- Take a shot any time you think “Aren’t Anita Mui and Ti Lung way too young to be Jackie Chan’s parents?”
- If you’re watching the re-dubbed, re-foleyed American release The Legend of Drunken Master, take a sip anytime you think “These sound effects are f**king terrible.”
- If you’re watching the original cut of Drunken Master II, finish your drink after the last shot of the film and try to mimic drunken boxing poses during the bloopers -Hubert Vigilla
Game: Wooooooo, Avengers!
Film: Avengers: Endgame
Nothing is more bewildering or annoying than when people in a movie theatre clap at the screen because someone cool shows up. The cheers and hoots and hollers aren’t going to anyone people, they can’t hear you in their LA mansions! However, even more annoying than that is being the guy who complains about that, so we’re gonna make lemonade out of these cheering lemons. Boozy, boozy, lemonade.

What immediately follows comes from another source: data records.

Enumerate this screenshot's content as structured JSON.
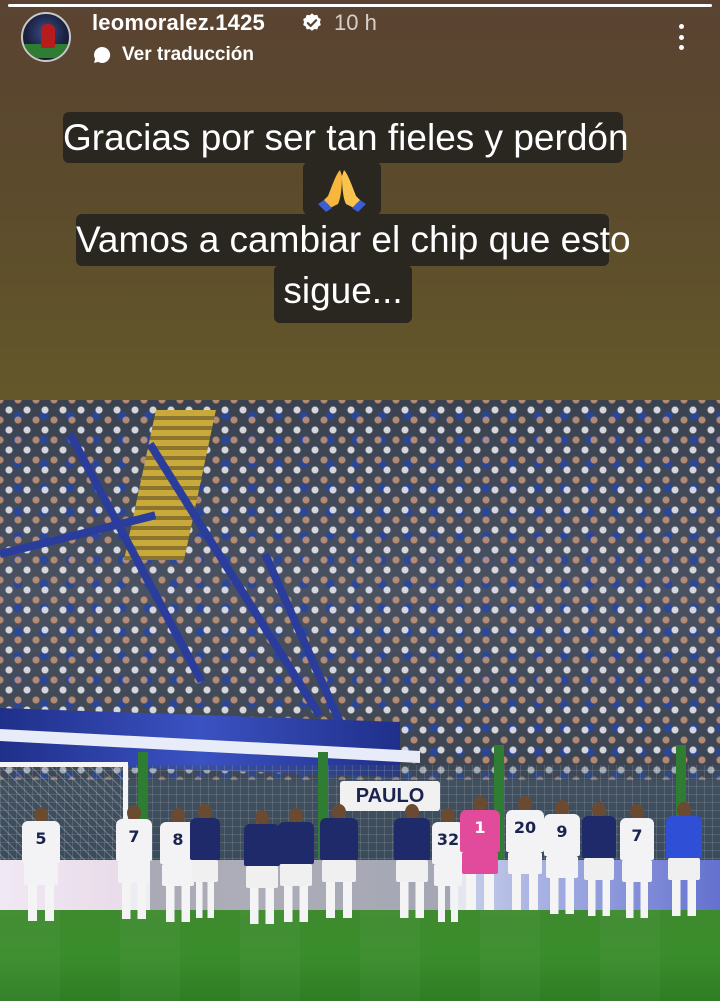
{
  "story": {
    "progress_percent": 100,
    "username": "leomoralez.1425",
    "verified": true,
    "timestamp": "10 h",
    "translate_label": "Ver traducción"
  },
  "caption": {
    "line1": "Gracias  por ser tan fieles y perdón",
    "emoji": "folded-hands-emoji",
    "line2": "Vamos a cambiar el chip que esto",
    "line3": "sigue..."
  },
  "photo": {
    "board_text": "PAULO",
    "jersey_numbers": [
      "5",
      "7",
      "8",
      "",
      "",
      "",
      "",
      "",
      "32",
      "1",
      "20",
      "9",
      "",
      "7",
      ""
    ]
  },
  "colors": {
    "background": "#5a4a2c",
    "caption_bg": "#2a2620",
    "text": "#ffffff"
  }
}
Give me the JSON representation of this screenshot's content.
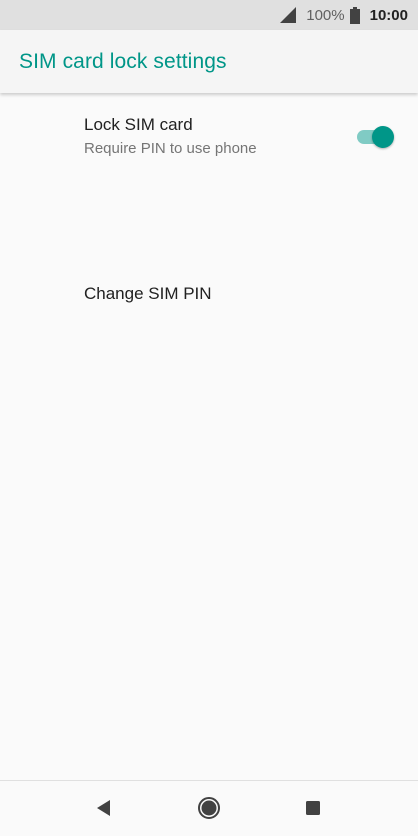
{
  "status_bar": {
    "battery_percent": "100%",
    "time": "10:00",
    "icons": [
      "signal-icon",
      "battery-icon"
    ]
  },
  "toolbar": {
    "title": "SIM card lock settings"
  },
  "settings": {
    "items": [
      {
        "title": "Lock SIM card",
        "summary": "Require PIN to use phone",
        "toggle_on": true
      },
      {
        "title": "Change SIM PIN"
      }
    ]
  },
  "nav_bar": {
    "icons": [
      "back-icon",
      "home-icon",
      "recents-icon"
    ]
  },
  "colors": {
    "accent": "#009688",
    "toggle_track": "#80cbc4",
    "status_bar_bg": "#e0e0e0",
    "background": "#fafafa"
  }
}
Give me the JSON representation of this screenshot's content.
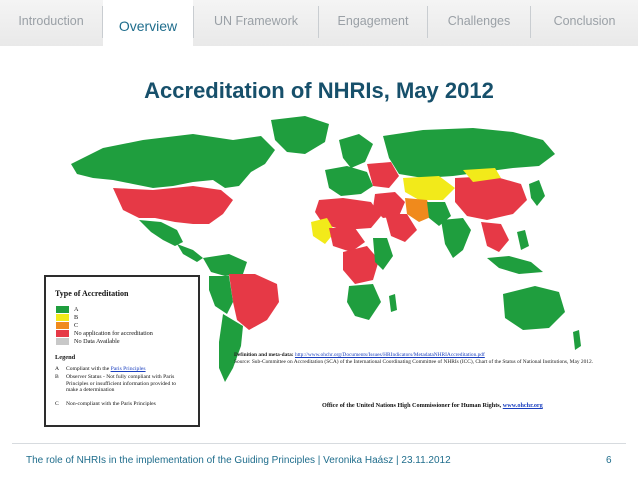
{
  "nav": {
    "tabs": [
      {
        "label": "Introduction"
      },
      {
        "label": "Overview"
      },
      {
        "label": "UN Framework"
      },
      {
        "label": "Engagement"
      },
      {
        "label": "Challenges"
      },
      {
        "label": "Conclusion"
      }
    ],
    "active_tab": "Overview"
  },
  "slide": {
    "title": "Accreditation of NHRIs, May 2012"
  },
  "legend": {
    "title": "Type of Accreditation",
    "items": [
      {
        "label": "A",
        "color": "#1f9e3e"
      },
      {
        "label": "B",
        "color": "#f2ea1a"
      },
      {
        "label": "C",
        "color": "#f08a1c"
      },
      {
        "label": "No application for accreditation",
        "color": "#e63946"
      },
      {
        "label": "No Data Available",
        "color": "#c8c8c8"
      }
    ],
    "subtitle": "Legend",
    "definitions": [
      {
        "key": "A",
        "text": "Compliant with the ",
        "link": "Paris Principles"
      },
      {
        "key": "B",
        "text": "Observer Status - Not fully compliant with Paris Principles or insufficient information provided to make a determination",
        "link": ""
      },
      {
        "key": "C",
        "text": "Non-compliant with the Paris Principles",
        "link": ""
      }
    ]
  },
  "metadata": {
    "label": "Definition and meta-data:",
    "url": "http://www.ohchr.org/Documents/Issues/HRIndicators/MetadataNHRIAccreditation.pdf",
    "source_text": "Source: Sub-Committee on Accreditation (SCA) of the International Coordinating Committee of NHRIs (ICC), Chart of the Status of National Institutions, May 2012.",
    "source_link": "Chart of the Status of National Institutions, May 2012"
  },
  "office": {
    "text": "Office of the United Nations High Commissioner for Human Rights,",
    "link": "www.ohchr.org"
  },
  "footer": {
    "text": "The role of NHRIs in the implementation of the Guiding Principles | Veronika Haász | 23.11.2012",
    "page": "6"
  },
  "colors": {
    "accent": "#1f6d8c",
    "title": "#17506b",
    "status_a": "#1f9e3e",
    "status_b": "#f2ea1a",
    "status_c": "#f08a1c",
    "status_none": "#e63946",
    "no_data": "#c8c8c8"
  }
}
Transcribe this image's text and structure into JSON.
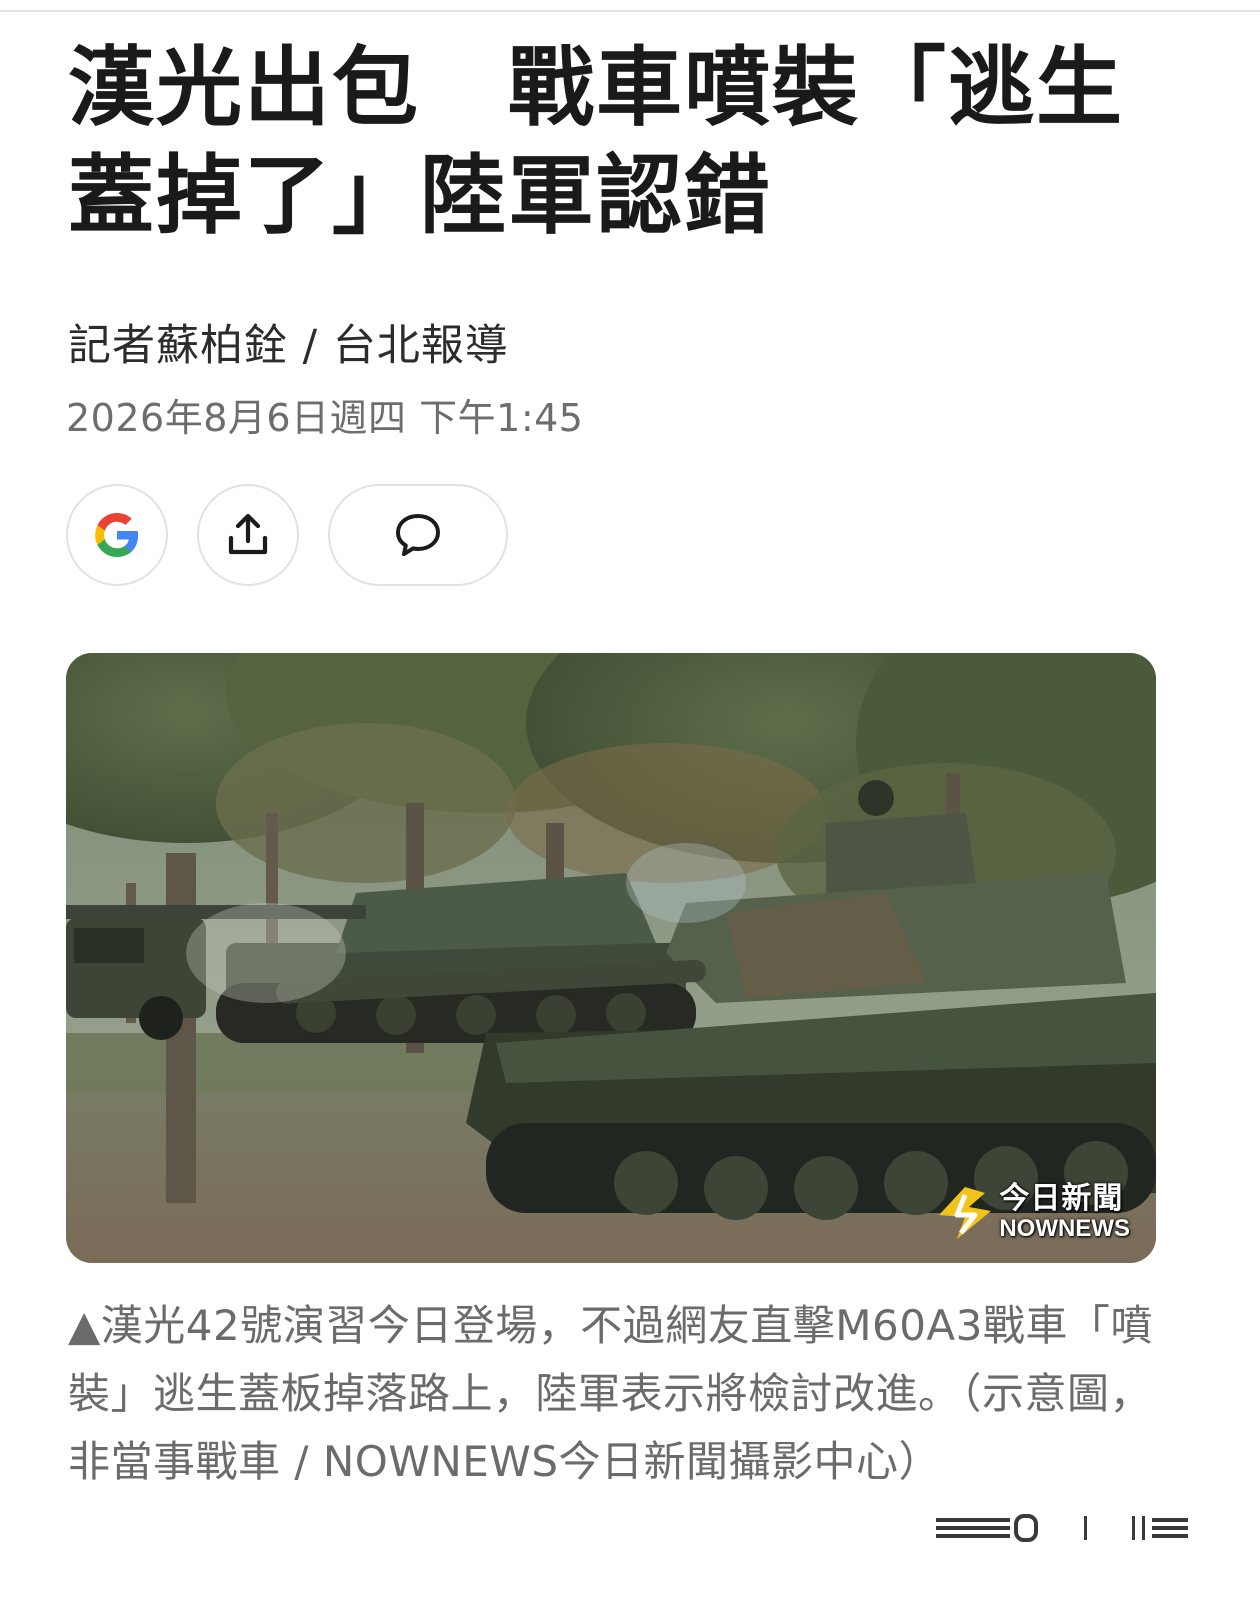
{
  "article": {
    "headline": "漢光出包　戰車噴裝「逃生蓋掉了」陸軍認錯",
    "byline": "記者蘇柏銓 / 台北報導",
    "date": "2026年8月6日週四 下午1:45"
  },
  "actions": {
    "google_icon": "google-g-icon",
    "share_icon": "share-upload-icon",
    "comment_icon": "comment-bubble-icon"
  },
  "photo": {
    "watermark_cn": "今日新聞",
    "watermark_en": "NOWNEWS"
  },
  "caption": {
    "text": "▲漢光42號演習今日登場，不過網友直擊M60A3戰車「噴裝」逃生蓋板掉落路上，陸軍表示將檢討改進。（示意圖，非當事戰車 / NOWNEWS今日新聞攝影中心）"
  },
  "colors": {
    "headline": "#1a1a1a",
    "meta_gray": "#6d6d6d",
    "border": "#e2e2e2",
    "google_blue": "#4285F4",
    "google_red": "#EA4335",
    "google_yellow": "#FBBC05",
    "google_green": "#34A853"
  }
}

The game’s simple, anytime anyone cheers, woos or applauds something onscreen take a sip. Choosing Avengers: Endgame to try out this game for the first time is perfect for two reasons. First off, you can be 100% positive there will be boatloads of cheering for this movie. A 21 movie buildup likely means you’ll have polished off your first six pack before the first hour mark. Second, with how sloshed you’ll be getting, you won’t remember a dang thing from the movie, so you’ll get to experience it all over again brand new!
There’s some inherent danger in this game because a lot of the cheering will probably be bookended, especially at the beginning. As long as you pace yourself, this is actually a good thing. Remember how you used to hate all that cheering? You’ll be the one leading the charge with how loaded you’ll be! Now, there is a slight problem that this movie releases a month after St. Patrick’s Day, but if you play this game, it’ll be whatever month you want to be cowboy!

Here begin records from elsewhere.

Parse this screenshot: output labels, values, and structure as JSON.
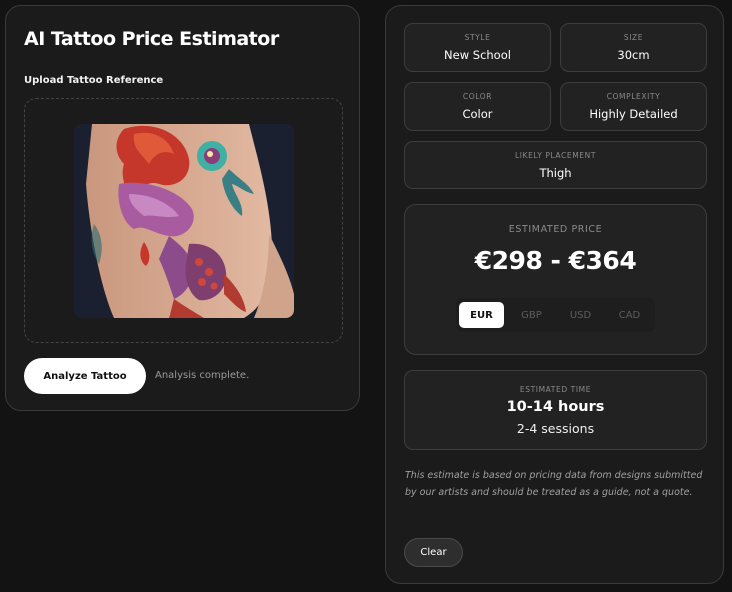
{
  "left": {
    "title": "AI Tattoo Price Estimator",
    "upload_label": "Upload Tattoo Reference",
    "analyze_button": "Analyze Tattoo",
    "status": "Analysis complete."
  },
  "attributes": {
    "style": {
      "label": "STYLE",
      "value": "New School"
    },
    "size": {
      "label": "SIZE",
      "value": "30cm"
    },
    "color": {
      "label": "COLOR",
      "value": "Color"
    },
    "complexity": {
      "label": "COMPLEXITY",
      "value": "Highly Detailed"
    },
    "placement": {
      "label": "LIKELY PLACEMENT",
      "value": "Thigh"
    }
  },
  "price": {
    "label": "ESTIMATED PRICE",
    "value": "€298 - €364",
    "currencies": [
      "EUR",
      "GBP",
      "USD",
      "CAD"
    ],
    "selected_currency": "EUR"
  },
  "time": {
    "label": "ESTIMATED TIME",
    "hours": "10-14 hours",
    "sessions": "2-4 sessions"
  },
  "disclaimer": "This estimate is based on pricing data from designs submitted by our artists and should be treated as a guide, not a quote.",
  "clear_button": "Clear",
  "colors": {
    "background": "#131313",
    "panel": "#1b1b1b",
    "card": "#222222",
    "accent": "#ffffff"
  }
}
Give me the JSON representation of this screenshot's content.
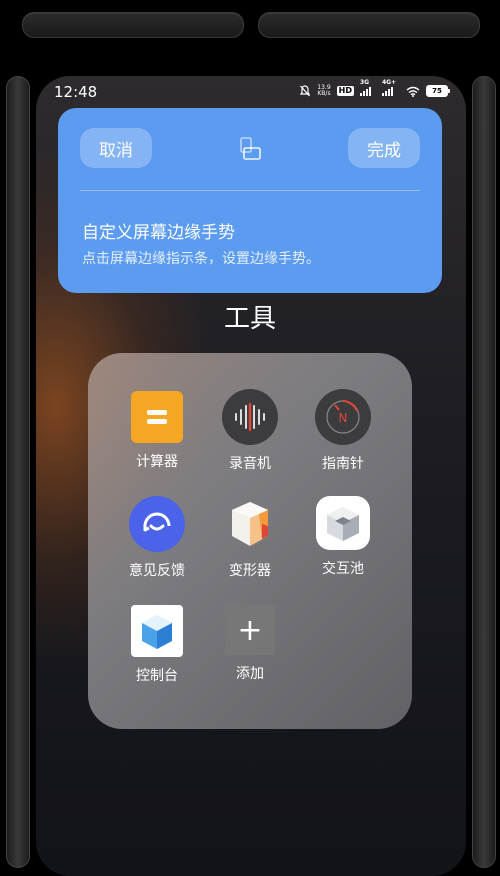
{
  "status_bar": {
    "time": "12:48",
    "net_speed_value": "13.9",
    "net_speed_unit": "KB/s",
    "hd_label": "HD",
    "sig1_label": "3G",
    "sig2_label": "4G+",
    "battery": "75"
  },
  "edit_card": {
    "cancel_label": "取消",
    "done_label": "完成",
    "title": "自定义屏幕边缘手势",
    "subtitle": "点击屏幕边缘指示条，设置边缘手势。"
  },
  "folder": {
    "title": "工具",
    "apps": [
      {
        "label": "计算器",
        "icon": "calculator-icon"
      },
      {
        "label": "录音机",
        "icon": "recorder-icon"
      },
      {
        "label": "指南针",
        "icon": "compass-icon"
      },
      {
        "label": "意见反馈",
        "icon": "feedback-icon"
      },
      {
        "label": "变形器",
        "icon": "transformer-icon"
      },
      {
        "label": "交互池",
        "icon": "interaction-pool-icon"
      },
      {
        "label": "控制台",
        "icon": "console-icon"
      },
      {
        "label": "添加",
        "icon": "plus-icon"
      }
    ]
  },
  "colors": {
    "card_blue": "#5b9bf0",
    "calculator_orange": "#f5a623",
    "feedback_blue": "#4a63e8",
    "compass_red": "#e0453a"
  }
}
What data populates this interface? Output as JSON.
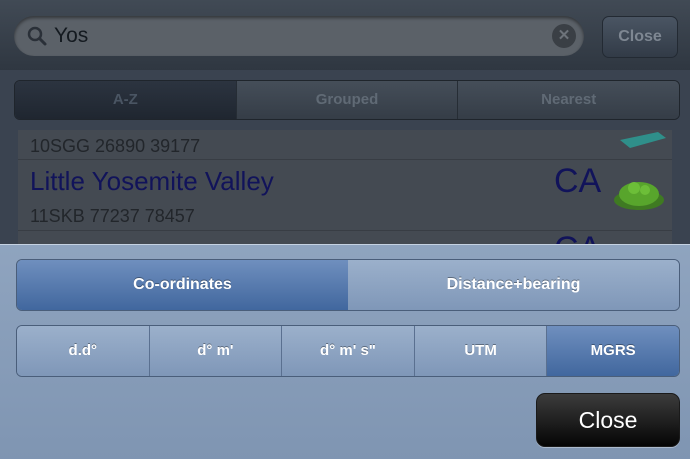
{
  "search": {
    "query": "Yos",
    "cancel_label": "Close"
  },
  "scope_tabs": [
    {
      "label": "A-Z",
      "selected": true
    },
    {
      "label": "Grouped",
      "selected": false
    },
    {
      "label": "Nearest",
      "selected": false
    }
  ],
  "results": [
    {
      "coord": "10SGG 26890 39177"
    },
    {
      "name": "Little Yosemite Valley",
      "state": "CA",
      "coord": "11SKB 77237 78457"
    },
    {
      "state": "CA"
    }
  ],
  "sheet": {
    "mode_options": [
      {
        "label": "Co-ordinates",
        "selected": true
      },
      {
        "label": "Distance+bearing",
        "selected": false
      }
    ],
    "format_options": [
      {
        "label": "d.d°",
        "selected": false
      },
      {
        "label": "d° m'",
        "selected": false
      },
      {
        "label": "d° m' s\"",
        "selected": false
      },
      {
        "label": "UTM",
        "selected": false
      },
      {
        "label": "MGRS",
        "selected": true
      }
    ],
    "close_label": "Close"
  },
  "colors": {
    "list_text": "#11135a",
    "selected_segment": "#41679e",
    "sheet_background": "#8fa4bf"
  }
}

IMPORTANT NOTE: If you forget to BYOB and have one of those fancy pants theatres that serve alcohol to buy from, you WILL go bankrupt. – Bradley Sexton

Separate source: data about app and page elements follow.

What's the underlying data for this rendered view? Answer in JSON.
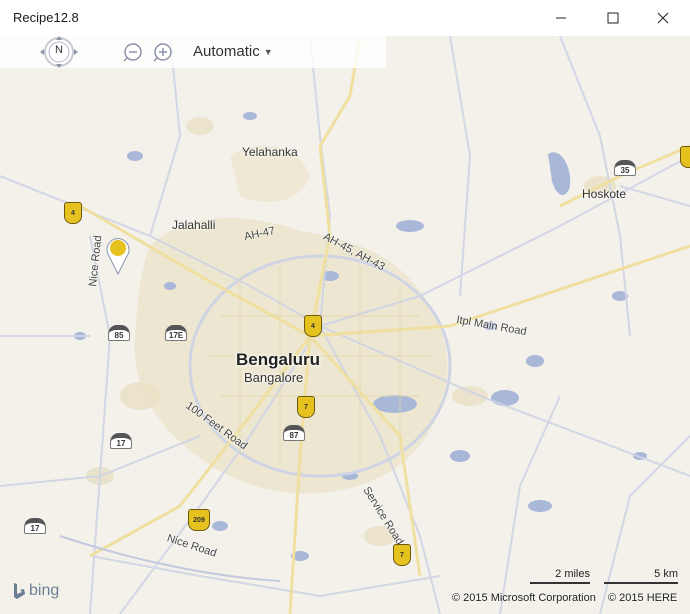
{
  "window": {
    "title": "Recipe12.8"
  },
  "toolbar": {
    "heading": "N",
    "mode": "Automatic",
    "icons": [
      "compass-icon",
      "zoom-out-icon",
      "zoom-in-icon",
      "dropdown-caret-icon"
    ]
  },
  "map": {
    "labels": {
      "city": "Bengaluru",
      "city_alt": "Bangalore",
      "yelahanka": "Yelahanka",
      "jalahalli": "Jalahalli",
      "hoskote": "Hoskote"
    },
    "roads": {
      "ah47": "AH-47",
      "ah45_43": "AH-45, AH-43",
      "itpl": "Itpl Main Road",
      "foot100": "100 Feet Road",
      "nice1": "Nice Road",
      "nice2": "Nice Road",
      "service": "Service Road"
    },
    "shields_yellow": [
      "4",
      "4",
      "7",
      "209",
      "7"
    ],
    "shields_national": [
      "35",
      "85",
      "17E",
      "17",
      "87",
      "17"
    ]
  },
  "footer": {
    "logo": "bing",
    "scale_miles": "2 miles",
    "scale_km": "5 km",
    "copyright_ms": "© 2015 Microsoft Corporation",
    "copyright_here": "© 2015 HERE"
  },
  "colors": {
    "map_bg": "#f3f1ea",
    "urban": "#ece6cf",
    "water": "#a9b7d8",
    "major_road": "#f0e3a4",
    "minor_road": "#ccd1e3",
    "shield_yellow": "#e6c21f",
    "pin": "#e6c21f"
  }
}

Game: “Drink Now” by Hughes Hall
Games are for children. It’s what my father always said. Sure, he said it with a belt and a bit of elbow grease more than with words, but I got the gist. Children aren’t allowed to drink (though I won’t presuppose they don’t—children is a big term, expansive almost in its definition, allowing all sorts to lay claim). Ergo, drinking games are not only an oxymoron but an absolution, an excuse for those lacking the honesty with themselves to tilt the bottle back and embrace the void at the end of it. Hard knocks, wet socks.
Perhaps you need a reason to ride the lightning, but Beerfest needs no invitation to incite the consumption of alcohol. Title aside, the film is the least-branded best sales piece in cellulite ever conceived. Sobriety, meet 117 minutes of shit-show merriment. Each scene is deliverance unto itself, siren whispering for that sweet release the moment fermentation makes good the promise of liquid passing through lips teeth throat. There’s a debt due, compounding interest each and every day and your mind, your heart is looking to collect. It’s infinite jest. It’s tedium. It’s eternity. It’s space. It’s expectations crushed.
Watch five grown men drink and play with the abandon of adolescents and try not to get swept up in the whimsy of it. It’s the antidote to the darkness. Rules confine. Alcohol, solvent, dissolves, diminishing rules, renegotiating perspective, permission to break them. But some of you need your illusions. Try power-houring Beerfest; i.e. drink 1.5 ounces of beer every minute for an hour. Then make your own variants. That’s 7.5 beers in an hour. If your guts haven’t ejected your feeble efforts at inebriation, you won’t need further guidance from me. Reach deep in the cabinet above your filth-lined fridge, grab glass, chug, repeat. – Rick Lash